She was earlier assaulted by her mother-in-law for entering the shrine after the apex court had lifted the ban on entry of girls and women between 10 and 50 years of age into the shrine of Lord Ayyappa, its eternally celibate deity.
On Tuesday she entered her in-law's house in Malappuram district of the state after the court allowed her to stay there.
Speaking on the new step, she expressed her happiness but regretted that she couldn't meet her children.
She added that she has no difficulty to stay with her in-laws but asserted that they are not ready to stay with her.
Hailing from Kerala, Kanaka Durga said, "I got the court order and I could enter my house. I'm happy. I could not see my children today, but I hope I can see them next time. I don't have any difficulty to stay with them, they are not ready to stay with me. Everything will be solved."

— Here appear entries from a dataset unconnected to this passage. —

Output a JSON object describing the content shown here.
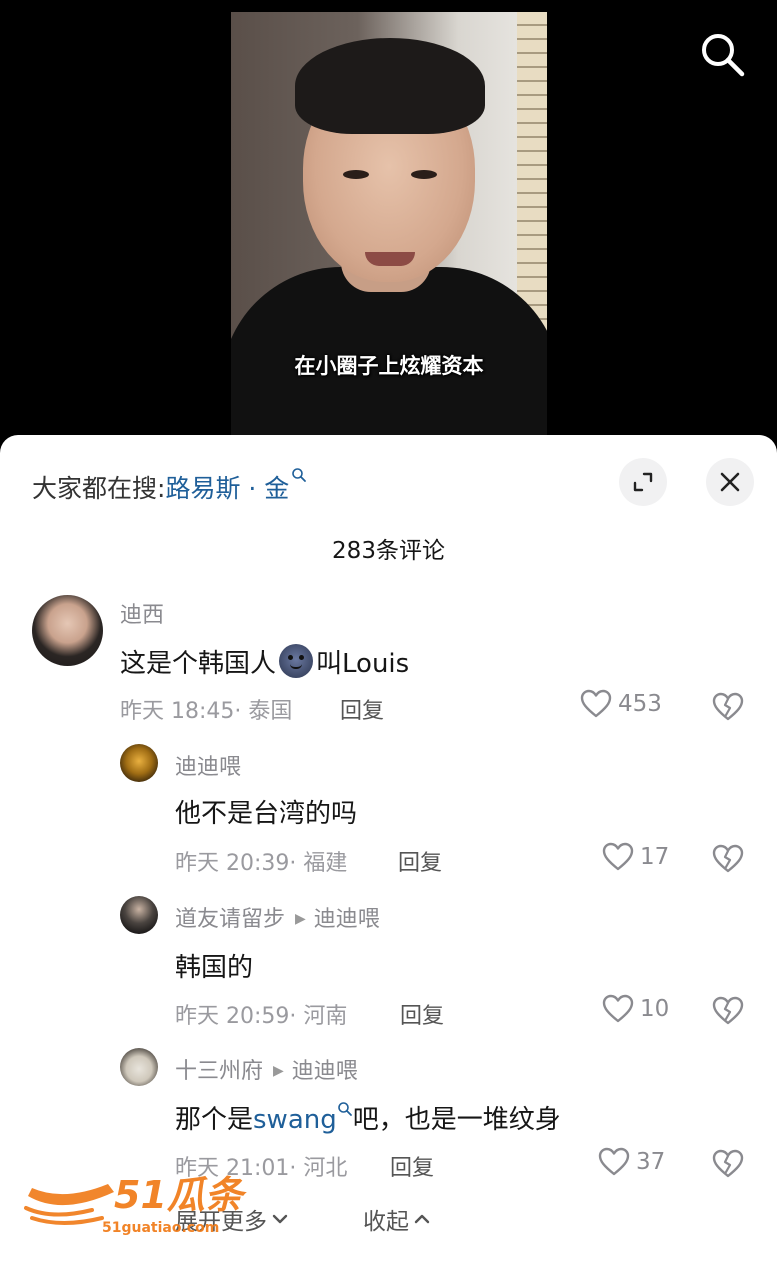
{
  "video": {
    "subtitle": "在小圈子上炫耀资本",
    "search_icon": "search-icon"
  },
  "sheet": {
    "hot_search_prefix": "大家都在搜:",
    "hot_search_keyword": "路易斯 · 金",
    "comment_count_title": "283条评论",
    "expand_icon": "expand-icon",
    "close_icon": "close-icon"
  },
  "comments": [
    {
      "user": "迪西",
      "reply_to": "",
      "text_before": "这是个韩国人",
      "emoji": "sticker-emoji",
      "text_after": "叫Louis",
      "time": "昨天 18:45",
      "location": "· 泰国",
      "reply_label": "回复",
      "likes": "453"
    },
    {
      "user": "迪迪喂",
      "reply_to": "",
      "text": "他不是台湾的吗",
      "time": "昨天 20:39",
      "location": "· 福建",
      "reply_label": "回复",
      "likes": "17"
    },
    {
      "user": "道友请留步",
      "reply_to": "迪迪喂",
      "text": "韩国的",
      "time": "昨天 20:59",
      "location": "· 河南",
      "reply_label": "回复",
      "likes": "10"
    },
    {
      "user": "十三州府",
      "reply_to": "迪迪喂",
      "text_before": "那个是",
      "link": "swang",
      "text_after": "吧，也是一堆纹身",
      "time": "昨天 21:01",
      "location": "· 河北",
      "reply_label": "回复",
      "likes": "37"
    }
  ],
  "footer": {
    "expand_more": "展开更多",
    "collapse": "收起"
  },
  "watermark": {
    "brand": "51瓜条",
    "url": "51guatiao.com"
  },
  "colors": {
    "link": "#1f5f99",
    "muted": "#8a8a8f",
    "watermark": "#f07a16"
  }
}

On January 2, Kanakadurga (44) trekked the hill escorted by police and offered prayers, setting off widespread violence across the state.
The state witnessed unprecedented violence during a hartal called against the entry of women into the temple, with houses of both CPI(M) and BJP leaders being attacked.

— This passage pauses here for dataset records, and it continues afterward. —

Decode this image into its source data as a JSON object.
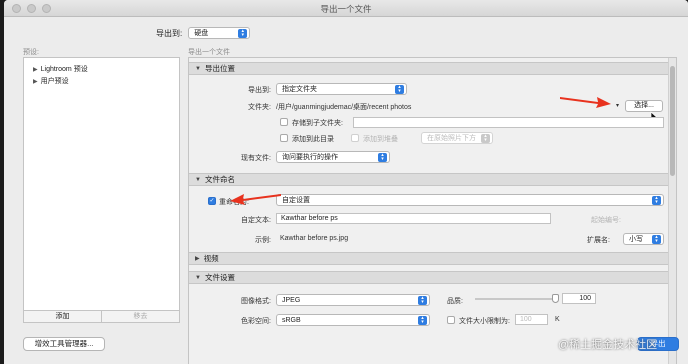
{
  "window": {
    "title": "导出一个文件"
  },
  "export_to": {
    "label": "导出到:",
    "value": "硬盘"
  },
  "presets": {
    "header": "预设:",
    "items": [
      {
        "label": "Lightroom 预设"
      },
      {
        "label": "用户预设"
      }
    ],
    "add_label": "添加",
    "remove_label": "移去"
  },
  "settings_header": "导出一个文件",
  "export_location": {
    "title": "导出位置",
    "export_to_label": "导出到:",
    "export_to_value": "指定文件夹",
    "folder_label": "文件夹:",
    "folder_path": "/用户/guanmingjudemac/桌面/recent photos",
    "choose_button": "选择...",
    "subfolder_label": "存储到子文件夹:",
    "add_to_catalog_label": "添加到此目录",
    "add_to_stack_label": "添加到堆叠",
    "stack_position": "在原始照片下方",
    "existing_files_label": "现有文件:",
    "existing_files_value": "询问要执行的操作"
  },
  "file_naming": {
    "title": "文件命名",
    "rename_label": "重命名为:",
    "rename_value": "自定设置",
    "custom_text_label": "自定文本:",
    "custom_text_value": "Kawthar before ps",
    "start_number_label": "起始编号:",
    "example_label": "示例:",
    "example_value": "Kawthar before ps.jpg",
    "extension_label": "扩展名:",
    "extension_value": "小写"
  },
  "video": {
    "title": "视频"
  },
  "file_settings": {
    "title": "文件设置",
    "format_label": "图像格式:",
    "format_value": "JPEG",
    "quality_label": "品质:",
    "quality_value": "100",
    "color_space_label": "色彩空间:",
    "color_space_value": "sRGB",
    "limit_size_label": "文件大小限制为:",
    "limit_size_value": "100",
    "limit_size_unit": "K"
  },
  "footer": {
    "plugin_manager": "增效工具管理器...",
    "export_button": "导出",
    "watermark": "@稀土掘金技术社区"
  },
  "colors": {
    "accent": "#2f7de1",
    "arrow": "#e8321e"
  }
}
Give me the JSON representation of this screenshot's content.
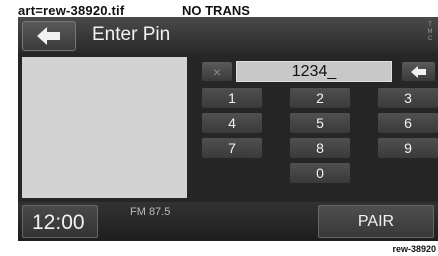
{
  "art_label": "art=rew-38920.tif",
  "trans_label": "NO TRANS",
  "screen": {
    "title": "Enter Pin",
    "corner_letters": [
      "T",
      "M",
      "C"
    ],
    "pin_value": "1234_",
    "keys": [
      "1",
      "2",
      "3",
      "4",
      "5",
      "6",
      "7",
      "8",
      "9",
      "0"
    ],
    "clear_symbol": "×",
    "clock": "12:00",
    "radio_station": "FM 87.5",
    "pair_label": "PAIR"
  },
  "reference": "rew-38920"
}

A Samiti activist died in stone-pelting during the protest march at Pandalam, a place associated with Sabarimala, and a couple of CPI(M) activists were arrested in this regard.
The state government filed an affidavit in the apex court, stating 51 young women had entered the temple during the season. However, it came to light that most of the names in the list were either above the traditionally barred age group or some were not women.
All major political parties in the state including the CPI(M), Congress and the BJP have indicated that they will try to cash in on the Sabarimala issue in the general elections.
She alongwith three other women have also moved the court seeking to intervene as parties in support of its September's historic judgment.